Does bi-/multilingualism make academics even ‘smarter’? Evidence from Norway
While it is well established that healthy older speakers exhibit age-related cognitive decline, a growing body of research suggests that both simultaneous bi-/multilingualism and successive bi-/multilingualism are associated with cognitive benefits, enhancing aspects of executive functioning in healthy older speakers and even delaying the onset of dementia (for a recent review, see Bialystok, 2017). It has recently been argued (e.g., Bialystok et al, 2014) that a bilingualism-driven cognitive benefit is more likely to be detected in nonverbal cognitive tasks than in verbal tasks. Interestingly, a bilingual advantage has been found not only in people who speak two or more languages, but also in infants who are only exposed to two languages (e.g., Pons et al., 2015). This suggests that not only speaking, but also listening to two or more languages may confer a cognitive advantage. However, the bilingual advantage has been called into question because of potential confounding factors involved in several studies, such as immigration status, socioeconomic status, and educational level. Moreover, it has been suggested that bi-/multilingualism should be treated as a continuous and not as a categorical variable, as is usually the case.
This study investigates whether different degrees of bi-/multilingualism in different modalities (speaking, writing, listening, reading) have a differential effect on the cognitive abilities of healthy older individuals who are of the same immigration status and of similar socioeconomic status and educational level. The study also explores if a bilingual advantage only emerges in nonverbal cognitive tasks.
Eighty three healthy older native speakers of Norwegian differing in the degree of bi-/multilingualism were tested with tasks tapping verbal and nonverbal inhibition and switching, as well as nonverbal fluid intelligence. All participants were university professors and had learned a foreign language after the age of 5. None of them were immigrants.
Bialystok, E. (2017). The bilingual adaptation: How minds accommodate experience. Psychological Bulletin, 143, 233–262.
Bialystok, E., Poarch, G., Luo, L., & Craik, F. I. (2014). Effects of bilingualism and aging on executive function and working memory.

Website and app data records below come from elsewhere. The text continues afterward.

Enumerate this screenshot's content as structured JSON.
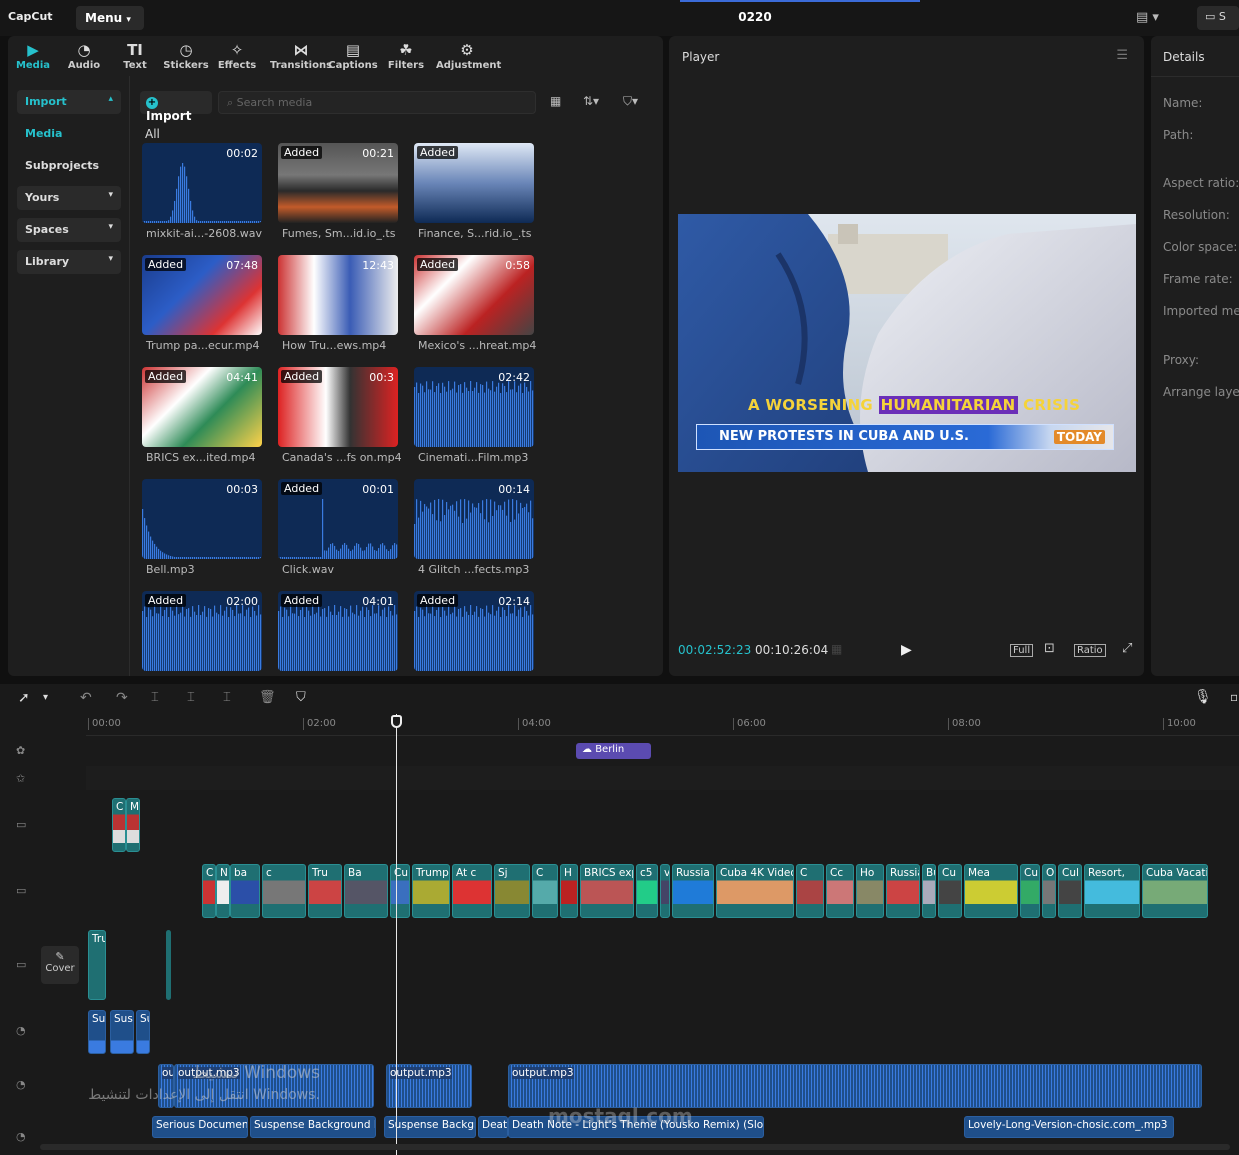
{
  "app": {
    "logo": "CapCut",
    "menu_label": "Menu",
    "project_title": "0220"
  },
  "toolbar": [
    {
      "label": "Media",
      "icon": "media-icon"
    },
    {
      "label": "Audio",
      "icon": "audio-icon"
    },
    {
      "label": "Text",
      "icon": "text-icon"
    },
    {
      "label": "Stickers",
      "icon": "sticker-icon"
    },
    {
      "label": "Effects",
      "icon": "effects-icon"
    },
    {
      "label": "Transitions",
      "icon": "transitions-icon"
    },
    {
      "label": "Captions",
      "icon": "captions-icon"
    },
    {
      "label": "Filters",
      "icon": "filters-icon"
    },
    {
      "label": "Adjustment",
      "icon": "adjustment-icon"
    }
  ],
  "sidebar": {
    "import": "Import",
    "media": "Media",
    "subprojects": "Subprojects",
    "yours": "Yours",
    "spaces": "Spaces",
    "library": "Library"
  },
  "media": {
    "import_button": "Import",
    "search_placeholder": "Search media",
    "filter_label": "All",
    "items": [
      {
        "name": "mixkit-ai...-2608.wav",
        "duration": "00:02",
        "added": false
      },
      {
        "name": "Fumes, Sm...id.io_.ts",
        "duration": "00:21",
        "added": true
      },
      {
        "name": "Finance, S...rid.io_.ts",
        "duration": "",
        "added": true
      },
      {
        "name": "Trump pa...ecur.mp4",
        "duration": "07:48",
        "added": true
      },
      {
        "name": "How Tru...ews.mp4",
        "duration": "12:43",
        "added": false
      },
      {
        "name": "Mexico's ...hreat.mp4",
        "duration": "0:58",
        "added": true
      },
      {
        "name": "BRICS ex...ited.mp4",
        "duration": "04:41",
        "added": true
      },
      {
        "name": "Canada's ...fs on.mp4",
        "duration": "00:3",
        "added": true
      },
      {
        "name": "Cinemati...Film.mp3",
        "duration": "02:42",
        "added": false
      },
      {
        "name": "Bell.mp3",
        "duration": "00:03",
        "added": false
      },
      {
        "name": "Click.wav",
        "duration": "00:01",
        "added": true
      },
      {
        "name": "4 Glitch ...fects.mp3",
        "duration": "00:14",
        "added": false
      },
      {
        "name": "",
        "duration": "02:00",
        "added": true
      },
      {
        "name": "",
        "duration": "04:01",
        "added": true
      },
      {
        "name": "",
        "duration": "02:14",
        "added": true
      }
    ],
    "added_label": "Added"
  },
  "player": {
    "title": "Player",
    "overlay_top": "A WORSENING HUMANITARIAN CRISIS",
    "overlay_highlight": "HUMANITARIAN",
    "overlay_lower": "NEW PROTESTS IN CUBA AND U.S.",
    "overlay_brand": "TODAY",
    "current_time": "00:02:52:23",
    "total_time": "00:10:26:04",
    "full_label": "Full",
    "ratio_label": "Ratio"
  },
  "details": {
    "title": "Details",
    "fields": [
      "Name:",
      "Path:",
      "Aspect ratio:",
      "Resolution:",
      "Color space:",
      "Frame rate:",
      "Imported me",
      "Proxy:",
      "Arrange laye"
    ]
  },
  "timeline": {
    "ruler": [
      "00:00",
      "02:00",
      "04:00",
      "06:00",
      "08:00",
      "10:00"
    ],
    "effect_clip": "Berlin",
    "cover_label": "Cover",
    "main_clip_labels": [
      "C",
      "N",
      "ba",
      "c",
      "Tru",
      "Ba",
      "Cu",
      "Trump",
      "At c",
      "Sj",
      "C",
      "H",
      "BRICS exp",
      "c5",
      "v",
      "Russia",
      "Cuba 4K Video",
      "C",
      "Cc",
      "Ho",
      "Russia",
      "Bu",
      "Cu",
      "Mea",
      "Cu",
      "O",
      "Cul",
      "Resort,",
      "Cuba Vacati"
    ],
    "overlay_clip_labels": [
      "C",
      "M"
    ],
    "lower_clip_label": "Tru",
    "sfx_labels": [
      "Sus",
      "Sus|",
      "Su"
    ],
    "audio_labels": [
      "ou",
      "output.mp3",
      "output.mp3",
      "output.mp3"
    ],
    "music_labels": [
      "Serious Documen",
      "Suspense Background M",
      "Suspense Backgr",
      "Deatl",
      "Death Note - Light's Theme (Yousko Remix) (Slo",
      "Lovely-Long-Version-chosic.com_.mp3"
    ],
    "watermark_line1": "تنشيط Windows",
    "watermark_line2": "انتقل إلى الإعدادات لتنشيط Windows.",
    "site_watermark": "mostaql.com"
  },
  "colors": {
    "accent": "#26c1cc",
    "video_clip": "#1f6f72",
    "audio_clip": "#1f4f8a",
    "effect_clip": "#5b4bb0"
  }
}
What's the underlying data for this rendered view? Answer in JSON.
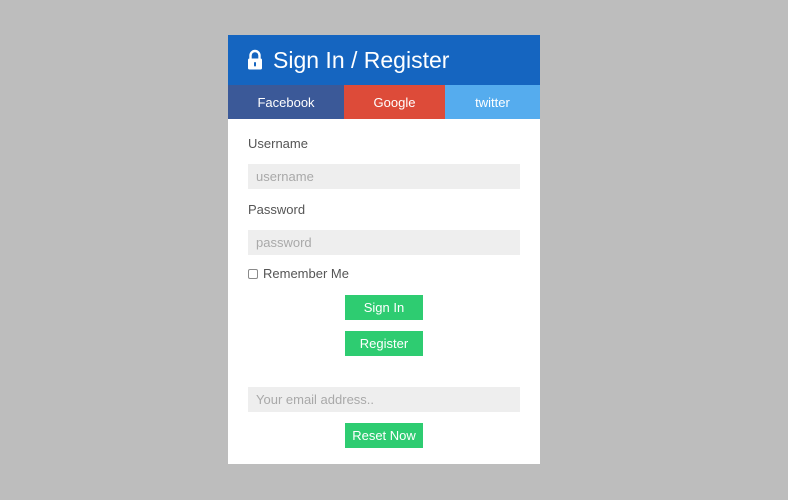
{
  "header": {
    "icon": "lock-icon",
    "title": "Sign In / Register"
  },
  "social": {
    "facebook": "Facebook",
    "google": "Google",
    "twitter": "twitter"
  },
  "form": {
    "username_label": "Username",
    "username_placeholder": "username",
    "username_value": "",
    "password_label": "Password",
    "password_placeholder": "password",
    "password_value": "",
    "remember_label": "Remember Me",
    "remember_checked": false,
    "signin_label": "Sign In",
    "register_label": "Register"
  },
  "reset": {
    "email_placeholder": "Your email address..",
    "email_value": "",
    "reset_label": "Reset Now"
  },
  "colors": {
    "background": "#bdbdbd",
    "header": "#1565c0",
    "facebook": "#3b5998",
    "google": "#dd4b39",
    "twitter": "#55acee",
    "action_green": "#2ecc71",
    "input_bg": "#eeeeee"
  }
}
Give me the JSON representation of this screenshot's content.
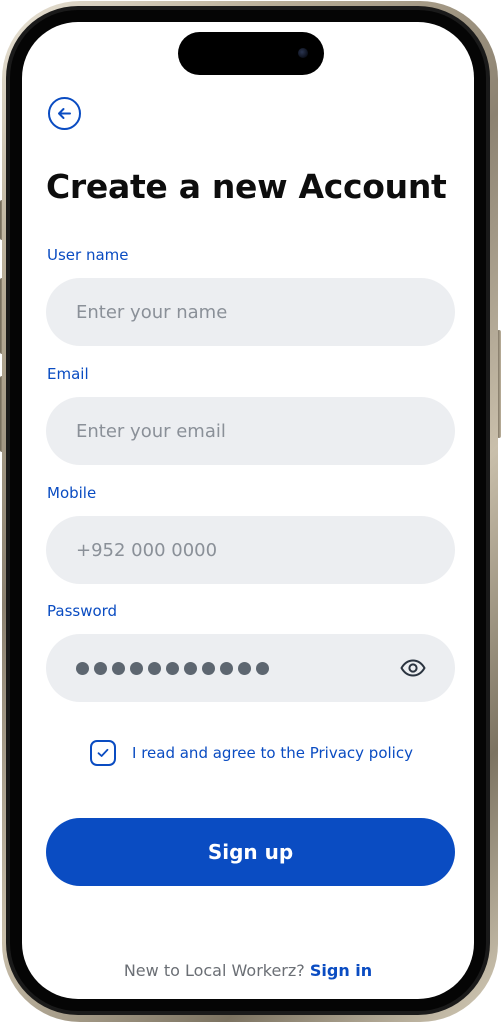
{
  "header": {
    "back_icon": "arrow-left-circle-icon",
    "title": "Create a new Account"
  },
  "form": {
    "username": {
      "label": "User name",
      "placeholder": "Enter your name",
      "value": ""
    },
    "email": {
      "label": "Email",
      "placeholder": "Enter your email",
      "value": ""
    },
    "mobile": {
      "label": "Mobile",
      "placeholder": "+952 000 0000",
      "value": ""
    },
    "password": {
      "label": "Password",
      "masked_length": 11,
      "toggle_icon": "eye-icon"
    },
    "agree": {
      "checked": true,
      "text": "I read and agree to the Privacy policy"
    },
    "submit_label": "Sign up"
  },
  "footer": {
    "question": "New to Local Workerz?",
    "link": "Sign in"
  },
  "colors": {
    "accent": "#0a4cc2",
    "field_bg": "#eceef1",
    "placeholder": "#8a9098",
    "title": "#0d0d0d"
  }
}
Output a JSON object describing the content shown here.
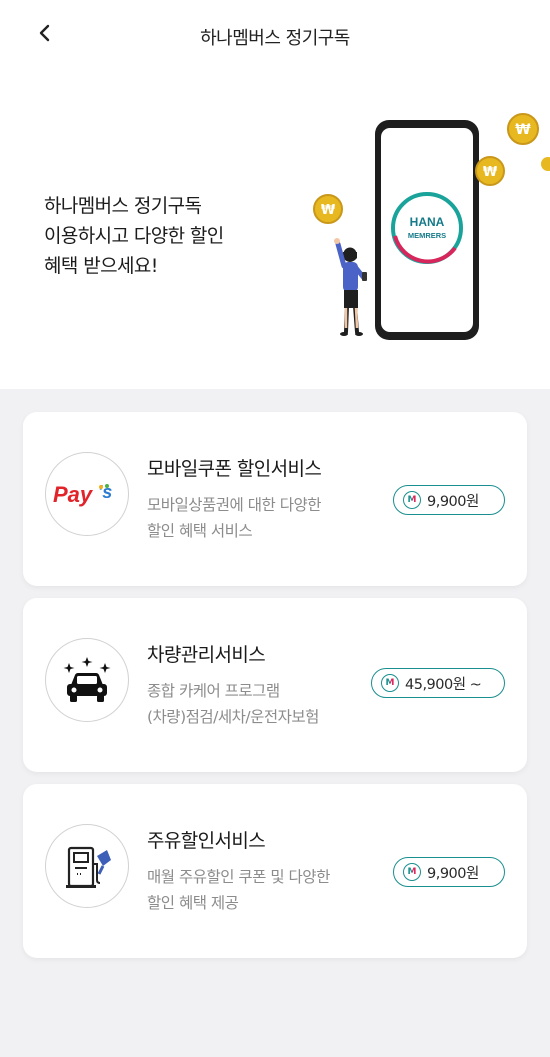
{
  "header": {
    "title": "하나멤버스 정기구독"
  },
  "hero": {
    "lines": [
      "하나멤버스 정기구독",
      "이용하시고 다양한 할인",
      "혜택 받으세요!"
    ],
    "phone_logo_line1": "HANA",
    "phone_logo_line2": "MEMRERS"
  },
  "services": [
    {
      "title": "모바일쿠폰 할인서비스",
      "desc": [
        "모바일상품권에 대한 다양한",
        "할인 혜택 서비스"
      ],
      "price": "9,900원",
      "logo_text_a": "Pay",
      "logo_text_b": "'s"
    },
    {
      "title": "차량관리서비스",
      "desc": [
        "종합 카케어 프로그램",
        "(차량)점검/세차/운전자보험"
      ],
      "price": "45,900원 ~"
    },
    {
      "title": "주유할인서비스",
      "desc": [
        "매월 주유할인 쿠폰 및 다양한",
        "할인 혜택 제공"
      ],
      "price": "9,900원"
    }
  ],
  "colors": {
    "accent": "#1a8f8f",
    "pink": "#d7265b",
    "background": "#f1f1f3",
    "coin": "#e8b820"
  },
  "badge_letter": "M"
}
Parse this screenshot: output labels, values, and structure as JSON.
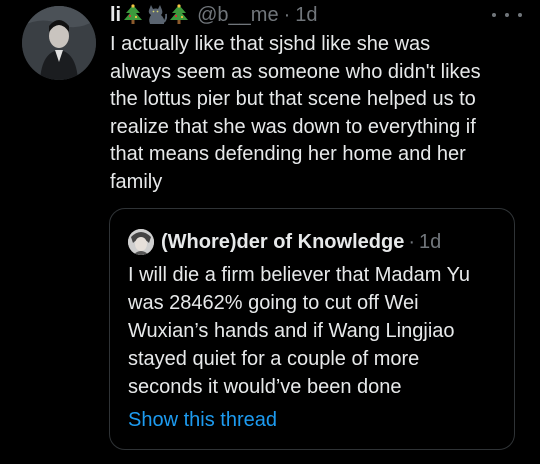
{
  "tweet": {
    "display_name": "li",
    "handle": "@b__me",
    "separator": "·",
    "time": "1d",
    "emojis": [
      "christmas-tree",
      "black-cat",
      "christmas-tree"
    ],
    "text_lines": [
      "I actually like that sjshd like she was",
      "always seem as someone who didn't likes",
      "the lottus pier but that scene helped us to",
      "realize that she was down to everything if",
      "that means defending her home and her",
      "family"
    ]
  },
  "quoted": {
    "display_name": "(Whore)der of Knowledge",
    "separator": "·",
    "time": "1d",
    "text_lines": [
      "I will die a firm believer that Madam Yu",
      "was 28462% going to cut off Wei",
      "Wuxian’s hands and if Wang Lingjiao",
      "stayed quiet for a couple of more",
      "seconds it would’ve been done"
    ],
    "show_thread_label": "Show this thread"
  },
  "colors": {
    "background": "#000000",
    "text": "#e7e9ea",
    "muted": "#71767b",
    "link": "#1d9bf0",
    "border": "#2f3336"
  },
  "icons": {
    "more": "more-horizontal-icon"
  }
}
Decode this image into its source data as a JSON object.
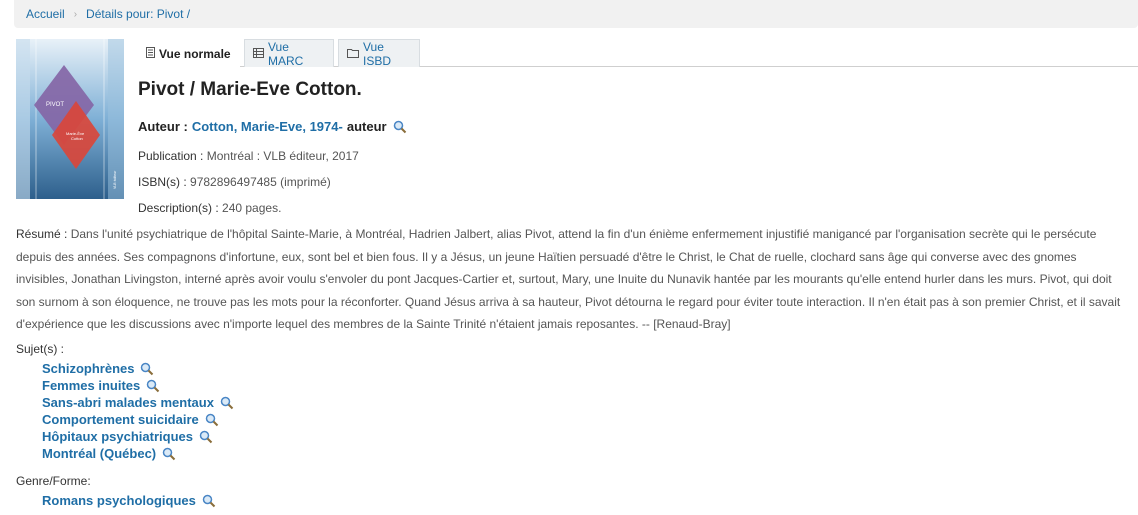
{
  "breadcrumb": {
    "home": "Accueil",
    "current": "Détails pour: Pivot /"
  },
  "cover": {
    "title": "PIVOT",
    "author_line1": "Marie-Ève",
    "author_line2": "Cotton",
    "publisher": "VLB éditeur"
  },
  "tabs": [
    {
      "label": "Vue normale",
      "active": true
    },
    {
      "label": "Vue MARC",
      "active": false
    },
    {
      "label": "Vue ISBD",
      "active": false
    }
  ],
  "record": {
    "title": "Pivot / Marie-Eve Cotton.",
    "author_label": "Auteur :",
    "author_name": "Cotton, Marie-Eve, 1974-",
    "author_role": "auteur",
    "publication_label": "Publication :",
    "publication_value": "Montréal : VLB éditeur, 2017",
    "isbn_label": "ISBN(s) :",
    "isbn_value": "9782896497485 (imprimé)",
    "description_label": "Description(s) :",
    "description_value": "240 pages."
  },
  "resume": {
    "label": "Résumé :",
    "text": "Dans l'unité psychiatrique de l'hôpital Sainte-Marie, à Montréal, Hadrien Jalbert, alias Pivot, attend la fin d'un énième enfermement injustifié manigancé par l'organisation secrète qui le persécute depuis des années. Ses compagnons d'infortune, eux, sont bel et bien fous. Il y a Jésus, un jeune Haïtien persuadé d'être le Christ, le Chat de ruelle, clochard sans âge qui converse avec des gnomes invisibles, Jonathan Livingston, interné après avoir voulu s'envoler du pont Jacques-Cartier et, surtout, Mary, une Inuite du Nunavik hantée par les mourants qu'elle entend hurler dans les murs. Pivot, qui doit son surnom à son éloquence, ne trouve pas les mots pour la réconforter. Quand Jésus arriva à sa hauteur, Pivot détourna le regard pour éviter toute interaction. Il n'en était pas à son premier Christ, et il savait d'expérience que les discussions avec n'importe lequel des membres de la Sainte Trinité n'étaient jamais reposantes. -- [Renaud-Bray]"
  },
  "subjects": {
    "label": "Sujet(s) :",
    "items": [
      "Schizophrènes",
      "Femmes inuites",
      "Sans-abri malades mentaux",
      "Comportement suicidaire",
      "Hôpitaux psychiatriques",
      "Montréal (Québec)"
    ]
  },
  "genre": {
    "label": "Genre/Forme:",
    "items": [
      "Romans psychologiques"
    ]
  },
  "colors": {
    "link": "#1f6ea6",
    "breadcrumb_bg": "#f1f1f1"
  }
}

Psychology and Aging, 29, 696–705
Pons, F., Bosch, L., & Lewkowicz, D. J. (2015). Bilingualism modulates infants’ selective attention to the mouth of a talking face. Psychological Science, 26, 490–498.